In Gear | Rotary in Southern New Zealand In Gear - Issue 3 - Page 21

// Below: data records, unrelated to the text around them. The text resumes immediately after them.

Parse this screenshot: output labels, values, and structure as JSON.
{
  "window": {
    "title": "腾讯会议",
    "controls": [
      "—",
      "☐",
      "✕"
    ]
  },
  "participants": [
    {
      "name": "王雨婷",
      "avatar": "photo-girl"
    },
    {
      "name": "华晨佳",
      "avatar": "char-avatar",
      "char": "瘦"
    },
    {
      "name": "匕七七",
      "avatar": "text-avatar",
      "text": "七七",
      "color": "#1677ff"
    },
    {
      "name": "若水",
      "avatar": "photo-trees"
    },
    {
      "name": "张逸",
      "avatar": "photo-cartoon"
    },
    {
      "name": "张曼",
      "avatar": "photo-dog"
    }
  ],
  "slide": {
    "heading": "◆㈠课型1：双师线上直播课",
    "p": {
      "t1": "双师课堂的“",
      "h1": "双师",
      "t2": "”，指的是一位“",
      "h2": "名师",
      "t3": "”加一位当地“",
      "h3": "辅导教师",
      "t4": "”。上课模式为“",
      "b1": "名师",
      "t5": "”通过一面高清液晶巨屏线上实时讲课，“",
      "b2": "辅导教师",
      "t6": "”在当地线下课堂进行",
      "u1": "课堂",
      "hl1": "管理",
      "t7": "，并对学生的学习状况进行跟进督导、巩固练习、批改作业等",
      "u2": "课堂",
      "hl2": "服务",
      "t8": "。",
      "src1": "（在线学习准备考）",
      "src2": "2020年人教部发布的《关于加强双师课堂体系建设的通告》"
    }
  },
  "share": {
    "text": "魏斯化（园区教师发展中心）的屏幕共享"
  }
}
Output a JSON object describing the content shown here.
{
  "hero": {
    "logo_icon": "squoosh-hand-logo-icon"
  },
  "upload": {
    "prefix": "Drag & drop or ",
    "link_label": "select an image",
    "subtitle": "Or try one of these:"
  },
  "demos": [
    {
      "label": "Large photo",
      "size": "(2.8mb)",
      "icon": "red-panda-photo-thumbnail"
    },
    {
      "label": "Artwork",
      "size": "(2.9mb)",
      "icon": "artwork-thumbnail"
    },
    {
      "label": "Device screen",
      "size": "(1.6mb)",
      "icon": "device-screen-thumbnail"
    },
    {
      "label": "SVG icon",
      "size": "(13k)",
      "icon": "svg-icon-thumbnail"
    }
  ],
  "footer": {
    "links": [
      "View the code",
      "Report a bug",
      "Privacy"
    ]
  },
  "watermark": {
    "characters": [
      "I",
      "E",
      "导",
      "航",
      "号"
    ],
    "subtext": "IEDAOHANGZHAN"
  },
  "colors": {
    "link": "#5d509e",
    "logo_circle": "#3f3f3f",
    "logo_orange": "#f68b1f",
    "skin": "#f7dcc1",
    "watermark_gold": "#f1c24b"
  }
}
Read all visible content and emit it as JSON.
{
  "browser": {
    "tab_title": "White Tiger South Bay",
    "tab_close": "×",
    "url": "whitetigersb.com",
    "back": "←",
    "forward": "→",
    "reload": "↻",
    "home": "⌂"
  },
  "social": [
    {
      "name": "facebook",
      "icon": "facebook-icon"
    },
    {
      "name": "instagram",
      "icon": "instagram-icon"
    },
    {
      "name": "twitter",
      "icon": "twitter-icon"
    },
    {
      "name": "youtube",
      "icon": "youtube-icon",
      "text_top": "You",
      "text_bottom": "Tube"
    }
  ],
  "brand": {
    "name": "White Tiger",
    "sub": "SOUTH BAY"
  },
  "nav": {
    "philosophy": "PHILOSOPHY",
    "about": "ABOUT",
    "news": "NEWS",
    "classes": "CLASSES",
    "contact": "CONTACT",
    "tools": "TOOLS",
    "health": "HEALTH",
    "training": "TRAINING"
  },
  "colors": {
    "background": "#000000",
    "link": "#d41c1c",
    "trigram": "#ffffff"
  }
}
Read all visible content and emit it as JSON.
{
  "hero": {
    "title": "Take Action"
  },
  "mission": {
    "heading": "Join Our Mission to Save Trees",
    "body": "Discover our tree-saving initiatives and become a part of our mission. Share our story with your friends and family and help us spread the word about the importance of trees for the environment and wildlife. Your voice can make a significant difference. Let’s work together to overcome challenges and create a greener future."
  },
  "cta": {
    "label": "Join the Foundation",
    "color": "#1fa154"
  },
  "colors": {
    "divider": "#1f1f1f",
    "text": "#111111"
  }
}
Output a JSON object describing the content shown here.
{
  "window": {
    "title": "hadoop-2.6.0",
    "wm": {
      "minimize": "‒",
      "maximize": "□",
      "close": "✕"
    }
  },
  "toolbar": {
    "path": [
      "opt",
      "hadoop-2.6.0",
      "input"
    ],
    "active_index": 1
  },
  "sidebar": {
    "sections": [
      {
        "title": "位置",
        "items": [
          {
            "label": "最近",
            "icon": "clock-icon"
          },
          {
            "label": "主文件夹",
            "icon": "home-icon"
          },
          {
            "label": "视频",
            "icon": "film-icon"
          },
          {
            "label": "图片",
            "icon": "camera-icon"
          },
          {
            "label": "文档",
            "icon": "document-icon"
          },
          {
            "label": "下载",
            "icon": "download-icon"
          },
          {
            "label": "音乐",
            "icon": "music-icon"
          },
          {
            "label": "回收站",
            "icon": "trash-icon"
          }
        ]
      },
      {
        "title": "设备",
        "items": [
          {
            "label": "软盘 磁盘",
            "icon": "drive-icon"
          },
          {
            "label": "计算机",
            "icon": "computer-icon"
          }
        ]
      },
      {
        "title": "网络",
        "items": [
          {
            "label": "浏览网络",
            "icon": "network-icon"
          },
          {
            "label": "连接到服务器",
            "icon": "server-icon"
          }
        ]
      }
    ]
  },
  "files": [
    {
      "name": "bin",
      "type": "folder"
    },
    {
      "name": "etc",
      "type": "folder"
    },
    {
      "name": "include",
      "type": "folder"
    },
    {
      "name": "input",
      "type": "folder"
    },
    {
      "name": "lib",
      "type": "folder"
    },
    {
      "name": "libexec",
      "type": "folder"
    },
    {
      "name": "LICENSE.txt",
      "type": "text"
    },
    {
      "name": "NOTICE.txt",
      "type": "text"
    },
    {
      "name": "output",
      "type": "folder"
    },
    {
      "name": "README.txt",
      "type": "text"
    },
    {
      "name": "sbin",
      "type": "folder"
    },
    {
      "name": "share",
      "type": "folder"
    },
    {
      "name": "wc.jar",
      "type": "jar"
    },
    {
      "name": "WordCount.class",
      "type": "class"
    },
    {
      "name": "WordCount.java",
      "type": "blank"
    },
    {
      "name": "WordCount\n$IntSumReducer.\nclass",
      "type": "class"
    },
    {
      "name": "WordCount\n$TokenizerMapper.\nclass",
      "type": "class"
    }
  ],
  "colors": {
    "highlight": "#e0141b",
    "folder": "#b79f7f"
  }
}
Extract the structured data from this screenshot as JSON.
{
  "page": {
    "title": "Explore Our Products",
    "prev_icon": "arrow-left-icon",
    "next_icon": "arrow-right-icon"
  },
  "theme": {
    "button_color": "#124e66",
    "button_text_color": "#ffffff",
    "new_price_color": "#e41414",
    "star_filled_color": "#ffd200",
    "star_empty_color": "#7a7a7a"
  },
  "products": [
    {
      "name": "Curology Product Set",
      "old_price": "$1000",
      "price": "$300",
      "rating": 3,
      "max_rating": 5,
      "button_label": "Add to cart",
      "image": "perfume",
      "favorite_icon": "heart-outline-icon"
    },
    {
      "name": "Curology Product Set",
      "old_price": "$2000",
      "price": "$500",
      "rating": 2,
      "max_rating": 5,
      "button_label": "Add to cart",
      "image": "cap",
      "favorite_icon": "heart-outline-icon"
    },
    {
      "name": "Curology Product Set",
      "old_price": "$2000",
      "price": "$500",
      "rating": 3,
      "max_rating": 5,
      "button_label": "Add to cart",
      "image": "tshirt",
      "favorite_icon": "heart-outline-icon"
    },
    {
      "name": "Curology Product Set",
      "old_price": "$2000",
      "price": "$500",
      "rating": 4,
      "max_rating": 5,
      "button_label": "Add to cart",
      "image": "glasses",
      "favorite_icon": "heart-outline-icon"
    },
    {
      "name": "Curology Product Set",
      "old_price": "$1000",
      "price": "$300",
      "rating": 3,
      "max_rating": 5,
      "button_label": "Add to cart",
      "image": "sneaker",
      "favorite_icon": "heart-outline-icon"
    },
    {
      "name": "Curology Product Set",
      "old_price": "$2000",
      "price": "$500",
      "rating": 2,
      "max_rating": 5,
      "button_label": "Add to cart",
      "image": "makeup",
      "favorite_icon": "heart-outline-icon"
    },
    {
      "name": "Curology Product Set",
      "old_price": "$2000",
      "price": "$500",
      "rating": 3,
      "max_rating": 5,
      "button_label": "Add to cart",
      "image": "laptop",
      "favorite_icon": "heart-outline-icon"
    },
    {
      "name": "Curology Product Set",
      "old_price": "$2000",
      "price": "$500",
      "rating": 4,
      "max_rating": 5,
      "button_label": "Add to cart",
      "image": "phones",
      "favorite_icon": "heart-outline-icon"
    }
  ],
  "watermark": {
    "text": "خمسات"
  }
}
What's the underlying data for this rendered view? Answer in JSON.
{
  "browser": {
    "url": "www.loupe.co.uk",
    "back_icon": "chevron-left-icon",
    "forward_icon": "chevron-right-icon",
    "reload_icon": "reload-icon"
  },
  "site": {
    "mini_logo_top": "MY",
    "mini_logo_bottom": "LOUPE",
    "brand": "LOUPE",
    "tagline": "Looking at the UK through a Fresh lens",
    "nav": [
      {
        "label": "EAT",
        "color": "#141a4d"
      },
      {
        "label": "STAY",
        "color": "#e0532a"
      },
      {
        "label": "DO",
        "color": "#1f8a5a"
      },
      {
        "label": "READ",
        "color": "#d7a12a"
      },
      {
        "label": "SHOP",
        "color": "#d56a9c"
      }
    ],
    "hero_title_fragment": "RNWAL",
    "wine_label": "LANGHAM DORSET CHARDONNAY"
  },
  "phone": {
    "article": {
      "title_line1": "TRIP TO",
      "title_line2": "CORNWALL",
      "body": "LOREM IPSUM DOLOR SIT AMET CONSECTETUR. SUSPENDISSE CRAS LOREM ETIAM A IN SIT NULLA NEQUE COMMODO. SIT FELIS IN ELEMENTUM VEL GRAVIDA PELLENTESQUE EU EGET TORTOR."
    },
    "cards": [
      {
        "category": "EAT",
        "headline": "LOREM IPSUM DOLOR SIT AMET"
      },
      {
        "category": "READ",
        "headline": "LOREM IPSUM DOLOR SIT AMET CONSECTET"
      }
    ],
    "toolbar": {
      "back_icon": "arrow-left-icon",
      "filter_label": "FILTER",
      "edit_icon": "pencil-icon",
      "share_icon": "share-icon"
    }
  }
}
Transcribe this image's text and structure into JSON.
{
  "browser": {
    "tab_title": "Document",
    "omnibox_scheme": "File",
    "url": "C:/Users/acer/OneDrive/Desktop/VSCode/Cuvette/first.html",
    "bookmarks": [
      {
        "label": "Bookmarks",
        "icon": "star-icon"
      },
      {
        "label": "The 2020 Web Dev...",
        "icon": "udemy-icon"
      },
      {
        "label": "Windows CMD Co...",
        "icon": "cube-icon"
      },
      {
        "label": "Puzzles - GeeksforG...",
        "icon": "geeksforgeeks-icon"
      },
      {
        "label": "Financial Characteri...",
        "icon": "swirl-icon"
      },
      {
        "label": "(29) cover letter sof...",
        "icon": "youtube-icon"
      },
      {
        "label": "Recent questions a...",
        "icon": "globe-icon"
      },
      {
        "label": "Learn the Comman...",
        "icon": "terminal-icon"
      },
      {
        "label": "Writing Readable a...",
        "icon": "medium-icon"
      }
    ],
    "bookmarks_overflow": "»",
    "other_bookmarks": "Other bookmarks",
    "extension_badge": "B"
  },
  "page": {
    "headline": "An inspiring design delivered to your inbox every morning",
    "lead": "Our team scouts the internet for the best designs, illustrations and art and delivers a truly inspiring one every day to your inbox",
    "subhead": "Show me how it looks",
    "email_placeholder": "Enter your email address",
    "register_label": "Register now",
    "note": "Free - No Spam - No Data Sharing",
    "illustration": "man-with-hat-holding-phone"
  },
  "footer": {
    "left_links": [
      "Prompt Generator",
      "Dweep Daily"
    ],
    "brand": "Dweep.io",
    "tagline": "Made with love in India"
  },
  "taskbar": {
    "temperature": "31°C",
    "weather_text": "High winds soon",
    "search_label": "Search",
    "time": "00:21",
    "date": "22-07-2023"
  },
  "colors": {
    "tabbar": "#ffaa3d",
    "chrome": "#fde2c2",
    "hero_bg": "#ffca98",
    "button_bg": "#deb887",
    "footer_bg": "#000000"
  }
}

“My dream is that other value chains would run with this within their industry, and if we can do this 10 times over and adapt and model to different products and different countries and cultures, then that’s what we’ll do. “We want to see this become a thing – for people to look at business as a way to promote inclusion and diversity. “Whether it’s coffee, whether it’s chocolate in the same area, or whether it’s in another country, I’m not quite sure. It depends where we’re invited. We will not go anywhere we’re not asked.” Alicia, a foundation family member, during a blind taste test of different types of coffee. Robbie and The Lucy Foundation team are also determined to expand New Zealand operations. While, she says, the project won’t really become visible here until the first of the Mexican coffee beans arrives, the team is already strengthening the connection between the two countries in what’s thought to be a first. “Because the community we’re working with over there is an indigenous community, we’ve had quite a bit of interest about a cultural exchange between indigenous people with disabilities. I’ve heard of indigenous exchanges, but never to do with disabilities. “What we’re doing is working on a residency programme that would enable young Maori with disabilities to do a residency in Pluma with our team, and to support them, when they come back, into training and leadership opportunities. to find the capital to keep it alive. We have a very, very short amount of time to find $60,000. “As a leader, it is my responsibility to be confident that we’ll get that. “That’s the nature of all projects like this. It’s the money. I don’t see why someone wouldn’t want to invest in this, or donate to this, because it’s all there. We’re experienced, we’re on the ground, and now we’ve got a product, we’ve got the right people, we’ve got the commitment. “And, we’ve got some pretty good advisers – people who’ve come on board and said: ‘I believe in what you’re doing, and you’re just crazy enough, it might just work’.” One of The Lucy Foundation’s newest, and most ardent, supporters, are her fellow Dunedin Next Rotary Generation members. Return to Rotary roots “They can take their experiences in Susanah Walker Mexico and use that to follow their Last year, after returning to Dunedin to dreams and aspirations in training and employment complete her PhD, the seeds of which were sown with here in New Zealand.” her Rotary-supported study at Tel Aviv University, As well as juggling her PhD, her current pressing challenge is finding a large funding injection to keep the project afloat. “We’re not producing enough yet for it to be self- sustaining, and that’s the problem with agricultural projects. We planted 200 coffee seedlings on the land, so in three years’ time we’ll have a great crop, but, until then, we have to keep it going. “All of our other ducks are in a row, but, because we’re not financially sustainable, it’s ͥѼȁѕ)IЁɕЁձѼɕи)!ѥ݅́͡յɽѡͅ)ɽɅ͡ɽєѼѡéIх䁍Չ̰)ɥѼЁЁݡЁѡЁ)ЁѼȰȁéѠȁѼ)ɥє)M݅́݅ɵɕٕЁչ Ʌݡɔ)͡ЁȰ9ЁIхɅѥȰ)Mͅ]Ȱݡѕ䁥٥ѕȁѼ)9IéѕѼѡ)A